It is not good practice to keep a LiFePO battery on a trickle charger like many people do with traditional batteries. The LiFePO battery has a very slow self-discharge rate. They can sit all winter and be ready to go as long as nothing is draining the battery while it sits.
One advantage of LiFePO batteries over traditional batteries is the discharge curve. A LiFePO battery will put out a steady voltage without dropping output almost to the end of full discharge. You have to keep the discharge curve in mind. Traditional batteries give you a bit of warning when they are getting weak. The LiFePO will go from full power to low power quickly when you discharge it too far.
Traditional batteries can be discharged all the way and can often be charged back up. With a LiFePO battery a 100% discharge will likely ruin your battery. It is best to not discharge below 10 volts.
People often notice that the cranking power seems to stay very strong compared to traditional batteries and it has to do with the discharge curve. They really are full strength for longer.
With that being said, I have had two of my batteries discharged to 1.5 volts. Most chargers will not start a cycle if the battery is below 3 volts. I took a car battery charger on a 2 amp charge setting and brought the batteries up to about 8 volts in a matter of seconds. Then I was able to use my balance charger to bring the battery back to full voltage. This type of situation is not ideal and I am sure that I shortened the service life of my battery by allowing it to discharge so far, but it illustrates the resiliency of the LiFePO chemistry.
One downside to LiFePO batteries compared to other chemistries is in amp hours. Amp hours is how long a battery can last with a smaller output for a longer period of time. Traditional chemistries usually have more amp hours than a LiFePO battery.
Environment and Use
When temperatures approach freezing it is hard on all batteries. However, LiFePO batteries get weak in cold weather, but there is an easy fix. Just turn your switch on and when the battery starts to discharge the chemical reaction will warm the battery internally. I have experienced this first hand in the winter. I have tried to start the bike when its very cold and I thought I had a dead battery. Then I remembered I switched to LiFePO. I let my headlight burn for about 1 minute and it fired right up.
I had a problem with a lead acid battery in my KLR during offroad rides. I fall a lot and acid can leak out. With a LiFePO battery all the cells are separate and protected in a ballistic case. They are more tolerant to rugged use.
The LiFePO batteries are a lot smaller and they are very powerful for their size. The 8 cell version is what most motorcycles use and they save a lot of weight and space in a battery box. However, a 4 cell is enough to crank many motorcycles. I have seen people replace their traditional batteries with an 8 cell LiFePO battery and add another 4 cell emergency battery in the same battery box. They have a spare emergency battery in the same space and still have a weight savings. This could be a huge deal in building a RTW adventure bike or for any ride where you will be on your own and far away.
- Shorai - Probably the most well known brand.
- Alien Motion - These are the batteries I have used and I have been satisfied
- Antigravity - Probably the second biggest brand.

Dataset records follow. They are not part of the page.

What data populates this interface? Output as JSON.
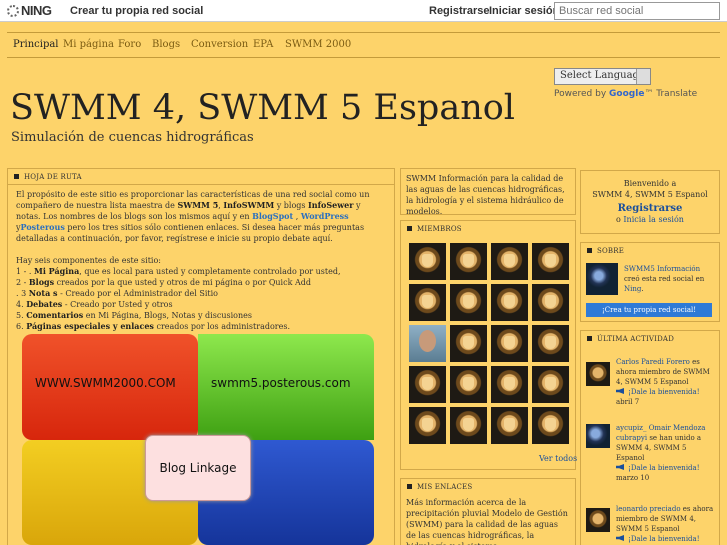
{
  "ningbar": {
    "logo": "NING",
    "create_network": "Crear tu propia red social",
    "register": "Registrarse",
    "login": "Iniciar sesión",
    "search_placeholder": "Buscar red social"
  },
  "nav": {
    "items": [
      "Principal",
      "Mi página",
      "Foro",
      "Blogs",
      "Conversion",
      "EPA",
      "SWMM 2000"
    ]
  },
  "header": {
    "title": "SWMM 4, SWMM 5 Espanol",
    "subtitle": "Simulación de cuencas hidrográficas",
    "language_select": "Select Language",
    "powered_prefix": "Powered by",
    "powered_brand": "Google",
    "powered_suffix": "™ Translate"
  },
  "roadmap": {
    "heading": "HOJA DE RUTA",
    "p1_a": "El propósito de este sitio es proporcionar las características de una red social como un compañero de nuestra lista maestra de ",
    "p1_b": "SWMM 5",
    "p1_c": ", ",
    "p1_d": "InfoSWMM",
    "p1_e": " y blogs ",
    "p1_f": "InfoSewer",
    "p1_g": " y notas. Los nombres de los blogs son los mismos aquí y en ",
    "p1_h": "BlogSpot",
    "p1_i": " , ",
    "p1_j": "WordPress",
    "p1_k": " y",
    "p1_l": "Posterous",
    "p1_m": " pero los tres sitios sólo contienen enlaces. Si desea hacer más preguntas detalladas a continuación, por favor, regístrese e inicie su propio debate aquí.",
    "p2": "Hay seis componentes de este sitio:",
    "l1_a": "1 - . ",
    "l1_b": "Mi Página",
    "l1_c": ", que es local para usted y completamente controlado por usted,",
    "l2_a": "2 - ",
    "l2_b": "Blogs",
    "l2_c": " creados por la que usted y otros de mi página o por Quick Add",
    "l3_a": ". 3 ",
    "l3_b": "Nota s",
    "l3_c": " - Creado por el Administrador del Sitio",
    "l4_a": "4. ",
    "l4_b": "Debates",
    "l4_c": " - Creado por Usted y otros",
    "l5_a": "5. ",
    "l5_b": "Comentarios",
    "l5_c": " en Mi Página, Blogs, Notas y discusiones",
    "l6_a": "6. ",
    "l6_b": "Páginas especiales y enlaces",
    "l6_c": " creados por los administradores.",
    "graphic": {
      "top_left": "WWW.SWMM2000.COM",
      "top_right": "swmm5.posterous.com",
      "center": "Blog Linkage"
    }
  },
  "info_box": {
    "text": "SWMM Información para la calidad de las aguas de las cuencas hidrográficas, la hidrología y el sistema hidráulico de modelos."
  },
  "members": {
    "heading": "MIEMBROS",
    "see_all": "Ver todos"
  },
  "links": {
    "heading": "MIS ENLACES",
    "text": "Más información acerca de la precipitación pluvial Modelo de Gestión (SWMM) para la calidad de las aguas de las cuencas hidrográficas, la hidrología y el sistema"
  },
  "welcome": {
    "line1": "Bienvenido a",
    "line2": "SWMM 4, SWMM 5 Espanol",
    "register": "Registrarse",
    "or": "o",
    "login": "Inicia la sesión"
  },
  "about": {
    "heading": "SOBRE",
    "owner": "SWMM5 Información",
    "text": " creó esta red social en ",
    "ning": "Ning",
    "create_btn": "¡Crea tu propia red social!"
  },
  "activity": {
    "heading": "ÚLTIMA ACTIVIDAD",
    "items": [
      {
        "name": "Carlos Paredi Forero",
        "action": " es ahora miembro de SWMM 4, SWMM 5 Espanol",
        "welcome": "¡Dale la bienvenida!",
        "date": "abril 7"
      },
      {
        "name": "aycupiz_ Omair Mendoza cubrapyi",
        "action": " se han unido a SWMM 4, SWMM 5 Espanol",
        "welcome": "¡Dale la bienvenida!",
        "date": "marzo 10"
      },
      {
        "name": "leonardo preciado",
        "action": " es ahora miembro de SWMM 4, SWMM 5 Espanol",
        "welcome": "¡Dale la bienvenida!",
        "date": ""
      }
    ]
  }
}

- Ballistic Performance - They are manufactured in Plymouth, Wisconsin and they have more case size options than other manufacturers. If it is important to you to match the OEM battery size, this is the brand to look at.
- EarthX - This brand is expensive, but it has built in electronics to protect the battery and balance the cells. No special charger is needed.
If you have any questions or you if you have some information to add please post it in the comments below.